From what I understand, getting people off benzos is very challenging for detox/rehab centers. Having recently gone through a difficult Benzo withdraw, I understand why the success rate is lower for that category of drug than for many other drugs. Getting off Benzos is tough. It takes a long time and the side effects are among the most difficult to live with.

At least, that was my experience. Going through benzo withdrawal was one of the most challenging, physically uncomfortable experiences I have ever been through in my life. I’ve had terrible morning sickness the better part of four pregnancies. I’ve played high-level competitive sports and been badly injured a number of times as a result. I have the discipline and toughness to endure almost any physical challenge, but I could not have gotten off Benzos without significant support.

The ATMC worked for me. And, it’s working for many others like me. I was a resident at the same time at least six other people there were also successfully coming off Benzos. Three of those people had been taking Klonopin for many years.
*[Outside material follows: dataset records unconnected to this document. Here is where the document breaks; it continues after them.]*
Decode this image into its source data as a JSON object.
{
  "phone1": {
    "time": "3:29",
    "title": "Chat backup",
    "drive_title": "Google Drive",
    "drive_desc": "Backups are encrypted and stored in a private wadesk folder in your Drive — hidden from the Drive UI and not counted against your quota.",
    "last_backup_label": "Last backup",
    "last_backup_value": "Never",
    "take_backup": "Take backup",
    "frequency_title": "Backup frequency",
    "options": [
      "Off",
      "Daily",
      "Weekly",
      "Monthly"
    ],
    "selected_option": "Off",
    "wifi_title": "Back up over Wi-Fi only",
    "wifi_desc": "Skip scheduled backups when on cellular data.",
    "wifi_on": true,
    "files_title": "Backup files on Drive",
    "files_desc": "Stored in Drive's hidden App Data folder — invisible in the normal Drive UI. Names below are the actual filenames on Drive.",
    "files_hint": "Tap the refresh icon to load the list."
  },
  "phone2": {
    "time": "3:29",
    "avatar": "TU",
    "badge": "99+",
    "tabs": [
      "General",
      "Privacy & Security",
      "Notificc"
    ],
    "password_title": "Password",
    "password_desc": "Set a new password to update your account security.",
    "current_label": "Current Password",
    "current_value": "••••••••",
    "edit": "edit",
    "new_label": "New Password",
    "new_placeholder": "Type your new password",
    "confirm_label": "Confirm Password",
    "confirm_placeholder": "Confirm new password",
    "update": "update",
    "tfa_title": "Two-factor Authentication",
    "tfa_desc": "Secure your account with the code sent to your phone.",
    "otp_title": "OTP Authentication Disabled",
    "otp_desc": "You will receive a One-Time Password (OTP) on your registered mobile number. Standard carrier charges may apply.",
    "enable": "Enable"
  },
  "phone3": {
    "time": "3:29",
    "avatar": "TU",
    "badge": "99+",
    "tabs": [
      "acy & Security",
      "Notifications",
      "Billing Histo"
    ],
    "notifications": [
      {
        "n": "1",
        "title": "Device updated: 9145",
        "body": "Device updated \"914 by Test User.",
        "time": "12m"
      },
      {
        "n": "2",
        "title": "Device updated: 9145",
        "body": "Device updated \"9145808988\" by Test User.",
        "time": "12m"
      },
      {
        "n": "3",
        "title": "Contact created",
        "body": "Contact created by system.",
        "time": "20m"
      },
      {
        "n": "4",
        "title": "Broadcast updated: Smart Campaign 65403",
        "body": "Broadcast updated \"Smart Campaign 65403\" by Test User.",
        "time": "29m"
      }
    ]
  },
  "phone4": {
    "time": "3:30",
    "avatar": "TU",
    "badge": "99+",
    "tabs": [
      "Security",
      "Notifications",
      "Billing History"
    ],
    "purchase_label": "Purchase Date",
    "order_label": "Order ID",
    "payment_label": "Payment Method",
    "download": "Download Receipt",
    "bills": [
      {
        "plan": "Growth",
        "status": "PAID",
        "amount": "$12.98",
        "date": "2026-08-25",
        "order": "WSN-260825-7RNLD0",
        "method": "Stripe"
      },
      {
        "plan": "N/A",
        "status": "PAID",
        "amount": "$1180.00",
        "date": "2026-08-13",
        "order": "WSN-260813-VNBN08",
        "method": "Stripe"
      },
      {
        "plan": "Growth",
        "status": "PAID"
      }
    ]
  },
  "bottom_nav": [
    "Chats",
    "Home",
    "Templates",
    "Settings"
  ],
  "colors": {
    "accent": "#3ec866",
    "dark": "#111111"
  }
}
Would you believe there were moments when we all actually laughed? The ATMC made my experience tolerable. On hindsight, there were times that were downright wonderful. How many people report that about their rehab experience?

I cannot stress enough how ideal the ATMC is for those wanting/needing to come off medication. This facility employs many modalities to aid people in their recovery process. Among them are: a safe and aesthetic living environment, supplementation (including amino acid therapy), a highly nutritious organic diet, sauna treatment, group and individual therapy, peer support, exercise, yoga, massage, and an after care program.

Another essential modality the ATMC uses is detoxification through oral chelation. Residents are tested to evaluate the levels of environmental toxins that have built up in their bodies. Toxicity is pandemic. Everyone comes in with some or many toxins at dangerously high levels. Reducing this toxin load is an important part of the recovery process, given that vital metabolic pathways are slowed or stalled by toxins.

The combination of all these modalities is an orthomolecular approach to recovery. The clinicians at the center aim to repair the brain and body at a molecular level. This process targets what has gotten off track at its most essential level. No other center approaches detoxification and rehabilitation so comprehensively.

What the ATMC is doing to support people in getting off medication is so intuitively correct, it is a wonder there are not dozens of facilities doing the same thing in this country. This is cutting edge stuff. I can honestly say that I owe my life to this healing, holistic place and its most dedicated staff.


A very grateful graduate, Catherine O.

Medical Disclaimer:
Nothing on this Website is intended to be taken as medical advice. The information provided on the website is intended to encourage, not replace, direct patient-health professional relationships. Always consult with your doctor before altering your medications. Adding nutritional supplements may alter the effect of medication. Any medication changes should be done only after proper evaluation and under medical supervision.